We put our fingers in the imprints of Marilyn Monroe outside Grauman's Chinese Theatre Show (could not stop singing that Kelly Rowland song) and played with the Oscar statues and dreamed of being famous like everyone else on that grotty, hot street.

Finally we detoured in the car to cruise down Beverly Hills, Svenja driving this time thankfully as all the cars were way too fancy to risk hitting. We played the Beverly Hills Cop theme tune with the windows right down and flashed smiles at our fellow drivers like millionaires, only in a Mazda.

As the evening approached it was time to grit our teeth and ignore those little voices of warning in our head and go find Fred.

Fred's address led us about two hours out of central L.A. to Newport, a rich, harbour town that hypnotized me as it is where The O.C is set. Oh the hours I spent as a teenager watching the decadent, dramatic lives of the young, rich and beautiful on Newport Beach.

We followed his directions but were totally thrown off when we reached a large private complex with security gates, so we turned around and parked up and after a serious pep talk from Svenja I summoned the courage to ring him and did my best to sound breezy and polite when my stomach was churning and my head was spinning.

watching the sunset from the car park
"Oh, you've reached the gates, O.K so the code is #8471"... "Oh, O.K, I guess we'll see you soon".

Completely in awe of such elegance and wealth we obediently entered the code and drove along the smooth drive, neat, emerald lawns and large, pastel coloured flowers lining the way. The rest of that night is still completely surreal.

Fred, who was french, ideal for my love of alliteration, lived in one of the fanciest apartment I have ever seen. A suave sofa lined an entire wall facing the large T'V, adjacent to a stylish, fake fireplace where a small flame was flickering, reflecting off all the shiny objects adorning the room. One wall was completely mirrored and another was entirely glass, watching over Newport, like a giant T'V constantly showing real life The O.C.

He offered us beer or coca-cola but we both just asked for water, but even that came from his tall, sparkling fridge filled with crushed ice in smooth, pearly glasses.

His French accent was obvious and his sentences at first seem stuttered and shy. We made polite small talk and he mentioned he knew some German, to which Svenja replied she knew some French and I stupidly said I had learnt both French and German in school so we had some silly little trilingual conversations as we nervously sipped our icy water by the fire. He had moved from Paris to California in January after being offered an engineering job that sounded too good to be true, they paid for his flat, paid for him to fly home to France five times a year and paid Fred favorably. But behind the affluent apartment and apparently dream lifestyle, it become pretty obvious that Fred was just lonely. He had been moved into a private complex where everyone lives behind a complicated system of various locked doors and coded gates.

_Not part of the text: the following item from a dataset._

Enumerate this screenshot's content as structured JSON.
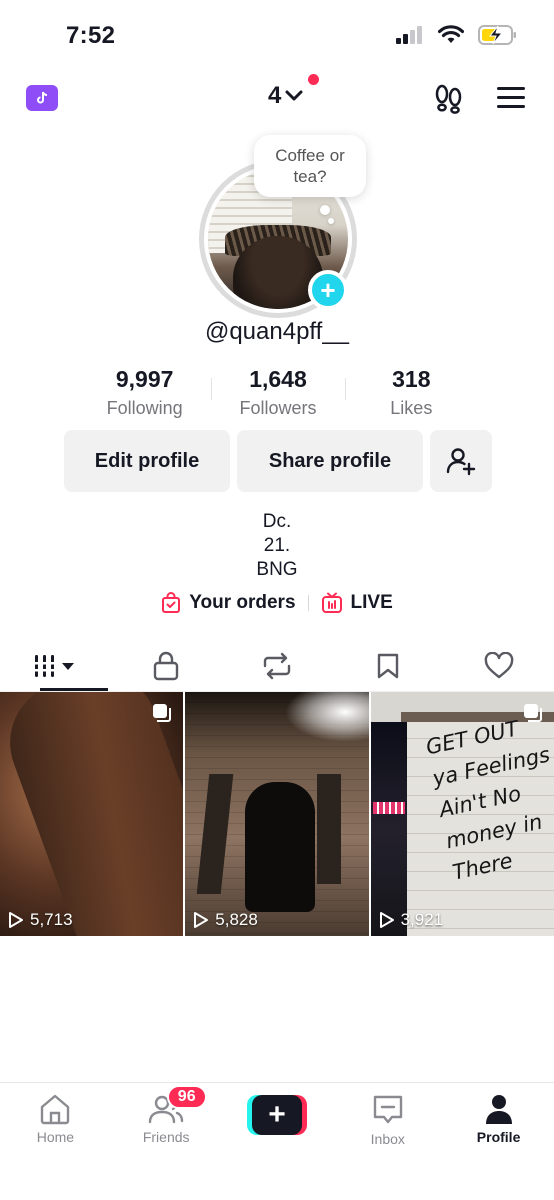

His hours were long and his holidays short, Fred just wanted some friends.

Also, once you got past the initial perfection of his paradise flat, it occurred to me how too perfect it is. There is no sense of identity, no photos, no exotic souvenirs or cheesy gifts. The only two items that gave any hint to his character were a french translation of Kerouac's On The Road and a small Tigger toy, a leaving present from his baby nephew who he is missing growing up.

Despite being completely drained of energy we agreed it would be quite nice to see the Jacuzzi... oh yes he has an outdoor Jacuzzi and swimming pool.

Our sleepiness and achy bones melted into the bubbling, hot water and we spent hours under the stars swapping the small talk for talks about anything and everything. Then when we were too hot and had been thinking too hard we sank into the pool and swam laps until we were cold again, then slinked back into the Jacuzzi.

I'm sleeping on the sofa, my wet hair ruining the fine fabric, and Svenja is just below me on an airbed. Wolf Creek flashbacks come to me of that moment when she wakes up all dozy and confused and sees her wrists in cable ties...

But I'm just so relaxed and comfy and if he's a murderer then he's the most hospitable murderer ever.

I'm sorry Mum and Dad.